Next to Bluestone Resort, Oakwood is located in the heart of scenic South Wales. Oakwood Theme Park & Water Slide offers everything for a family day out. From wild rides for thrill seekers to family adventures for all ages.

Pembrokeshire.
Home to Britain's only primarily seaside national park. In this county in south west Wales you'll uncover Britain's amazing coastal National forest.
Woody tidewaters blend to tough high cliffs, beautiful gold beaches, all-natural rock formations and sea caverns, making this one of the most fulfilling areas of coast to explore in Britain. The town of Haverfordwest is the region's centre and from here there are terrific bus links to areas of interest.

Portmeirion.
A visionary Italianised town. The creation of architect Sir Bertram Clough Williams-Ellis who designed this classical construction in 1926. The pastel coloured rental properties, piazzas as well as swaying cypress trees provide the village a magical Mediterranean air.
The picture excellent town is also home to a grand Festival. This intimate celebration features a bespoke array of art, theatre and also music, along with its program of one off experiences. For foodies, take a seat at one of the epic Lengthy Table Banquets. The most effective means to get to Portmeirion from Cardiff is by car. It takes around three and a half hours depending on traffic.

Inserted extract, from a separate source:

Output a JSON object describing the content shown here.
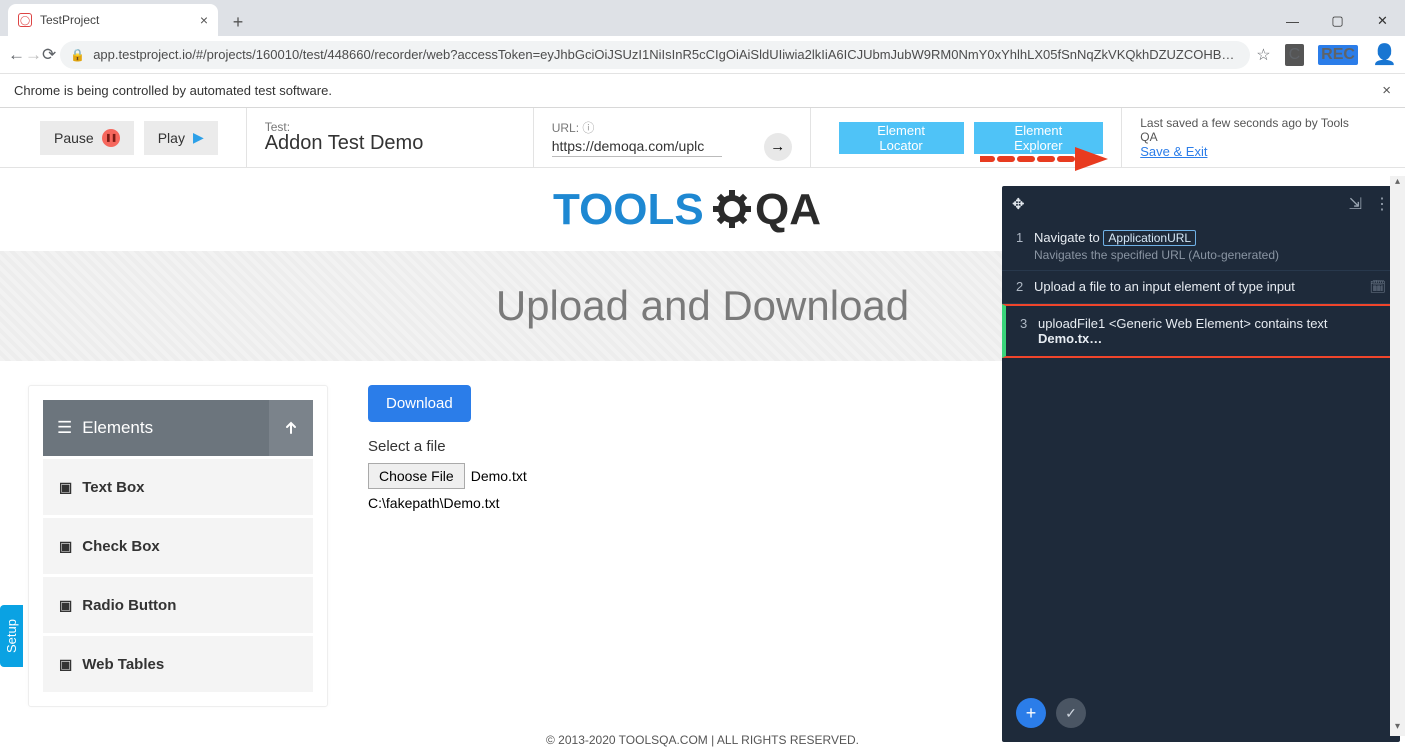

St David's.
This is a little community in the Pembrokeshire Coast National Park that makes an appealing day out or base for discovering the area. Pretty St David's in west Wales has enchanting streets decorated with bunting and also adorable cafes, galleries and stores and is the UK's tiniest city. Visit the well known basilica, which dates back to the sixth century and was started by St David himself a Saint of Wales.

Tenby.
Tenby's Welsh name suggests little fortress of the fishes. A suitably charming Welsh name for this walled seaside town with a lively boating neighbourhood. Walk its 13th century walls, appreciate its vibrantly coloured buildings as well as appreciate a day along its fantastic coastlines. Time travel at the Tudor Vendor's House, which is furnished as it would have been in the 1500s. At that time, the vendor and his household likely sold items traded at Tenby's active port from the front of the building from spices to wool as well as living upstairs. Do not miss Tenby Gallery and also the Art Gallery near the harbour, it is the oldest independent museum in Wales. Tenby is in Pembrokeshire, so an outstanding opportunity to visit Britain's only entirely coastal National forest.

To find out about things to do in Wales check out our 'To Do' page. OR HERE for our low down on Wales Top Beaches

See our 'Devon' section - About Devon - Events - Beaches - Riviera in Devon and more exclusive holiday accommodation
See our Exclusive Caribbean Destinations in Jamaica